The vagus nerve usually lies in a posterior lateral position within the carotid sheath but occasionally may spiral anteriorly, particularly in the lower end of the incision.
A muscle flap made of the upper portion of the pectoralis major is used to protect the carotid artery.
See your doctor and/or an ENT (ear, nose, and throat) specialist, or otolaryngologist, if the lump in your neck lasts longer than two to three weeks. This is a persistent neck mass, which means that the lump has not gone away.
The actual size of the tumors may vary greatly. Some have reported tumors as large as 10 cm. Paragangliomas that are found in difficult to access locations such as jugulotympanic paragangliomas more often will be fragmented and histologic features may be difficult to decipher.

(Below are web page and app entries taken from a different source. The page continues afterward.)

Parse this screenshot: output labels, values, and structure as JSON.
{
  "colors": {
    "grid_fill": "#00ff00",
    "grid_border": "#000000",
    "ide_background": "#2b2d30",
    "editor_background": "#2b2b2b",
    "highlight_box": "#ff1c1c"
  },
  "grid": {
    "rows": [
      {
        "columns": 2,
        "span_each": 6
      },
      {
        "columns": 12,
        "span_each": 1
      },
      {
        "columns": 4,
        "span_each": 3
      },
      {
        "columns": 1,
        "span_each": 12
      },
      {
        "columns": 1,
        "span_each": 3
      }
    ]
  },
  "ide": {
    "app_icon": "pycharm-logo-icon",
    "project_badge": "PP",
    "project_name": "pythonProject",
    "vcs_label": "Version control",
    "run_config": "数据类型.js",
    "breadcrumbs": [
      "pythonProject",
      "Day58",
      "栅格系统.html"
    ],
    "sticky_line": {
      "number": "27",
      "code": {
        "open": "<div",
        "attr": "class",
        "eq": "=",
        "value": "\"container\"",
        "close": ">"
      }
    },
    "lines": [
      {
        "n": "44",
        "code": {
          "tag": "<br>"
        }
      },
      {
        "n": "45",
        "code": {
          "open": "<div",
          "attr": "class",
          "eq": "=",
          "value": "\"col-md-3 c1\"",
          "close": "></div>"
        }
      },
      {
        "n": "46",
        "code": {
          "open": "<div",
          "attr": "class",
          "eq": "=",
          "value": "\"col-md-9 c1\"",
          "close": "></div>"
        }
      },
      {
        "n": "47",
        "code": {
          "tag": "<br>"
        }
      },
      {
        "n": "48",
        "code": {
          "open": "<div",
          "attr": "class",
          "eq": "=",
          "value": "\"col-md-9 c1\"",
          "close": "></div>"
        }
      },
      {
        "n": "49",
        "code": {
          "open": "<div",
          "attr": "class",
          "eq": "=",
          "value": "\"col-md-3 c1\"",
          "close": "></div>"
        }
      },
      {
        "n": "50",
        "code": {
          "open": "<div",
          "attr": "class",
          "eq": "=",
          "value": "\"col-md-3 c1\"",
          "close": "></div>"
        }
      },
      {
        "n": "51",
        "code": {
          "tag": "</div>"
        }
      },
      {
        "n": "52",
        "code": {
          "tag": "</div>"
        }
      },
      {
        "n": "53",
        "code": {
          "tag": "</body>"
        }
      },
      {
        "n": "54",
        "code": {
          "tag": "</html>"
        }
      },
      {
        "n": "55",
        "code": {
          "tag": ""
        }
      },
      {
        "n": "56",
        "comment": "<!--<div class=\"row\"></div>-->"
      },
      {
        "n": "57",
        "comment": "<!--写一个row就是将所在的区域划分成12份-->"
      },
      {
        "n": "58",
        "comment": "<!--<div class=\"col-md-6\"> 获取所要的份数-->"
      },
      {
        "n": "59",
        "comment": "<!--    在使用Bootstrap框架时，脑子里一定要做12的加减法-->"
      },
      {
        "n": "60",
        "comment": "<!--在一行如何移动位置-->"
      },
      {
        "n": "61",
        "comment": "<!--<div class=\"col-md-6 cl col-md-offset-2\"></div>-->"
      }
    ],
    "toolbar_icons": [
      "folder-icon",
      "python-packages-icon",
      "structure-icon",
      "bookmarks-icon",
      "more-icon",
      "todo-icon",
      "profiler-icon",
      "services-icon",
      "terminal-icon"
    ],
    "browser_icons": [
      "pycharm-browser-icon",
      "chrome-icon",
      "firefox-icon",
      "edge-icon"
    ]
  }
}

Taking your carotid pulse Your carotid pulse can be taken on either side of your neck. Put the tip of your index and long finger in the groove of your neck along your windpipe to feel the pulse in your carotid artery.
Carotid body tumor, also known as a chemodectoma or carotid body paraganglioma, is a highly vascular glomus tumor that arises from the paraganglion cells of the carotid body. It is located at the carotid bifurcation with characteristic splaying of the ICA and ECA.
Embolization involves using a type of glue or special particles to stop the blood flow. The surgical removal (also called surgical resection) of the tumor takes place after the embolization. The neurosurgeon makes an incision in the neck and performs this open surgical procedure to remove the tumor.
With a cervical artery dissection, the neck pain is unusual, persistent, and often accompanied by a severe headache, says Dr. Rost. The neck pain from a carotid artery tear often spreads along the side of the neck and up toward the outer corner of the eye.
6 Inflammation, degeneration, and increased pressure within the venous system could also be possible causes of venous aneurysm in the neck. 5 Venous aneurysms in the neck usually have a benign clinical course and may present as cervical swelling, pain and tenderness in the neck.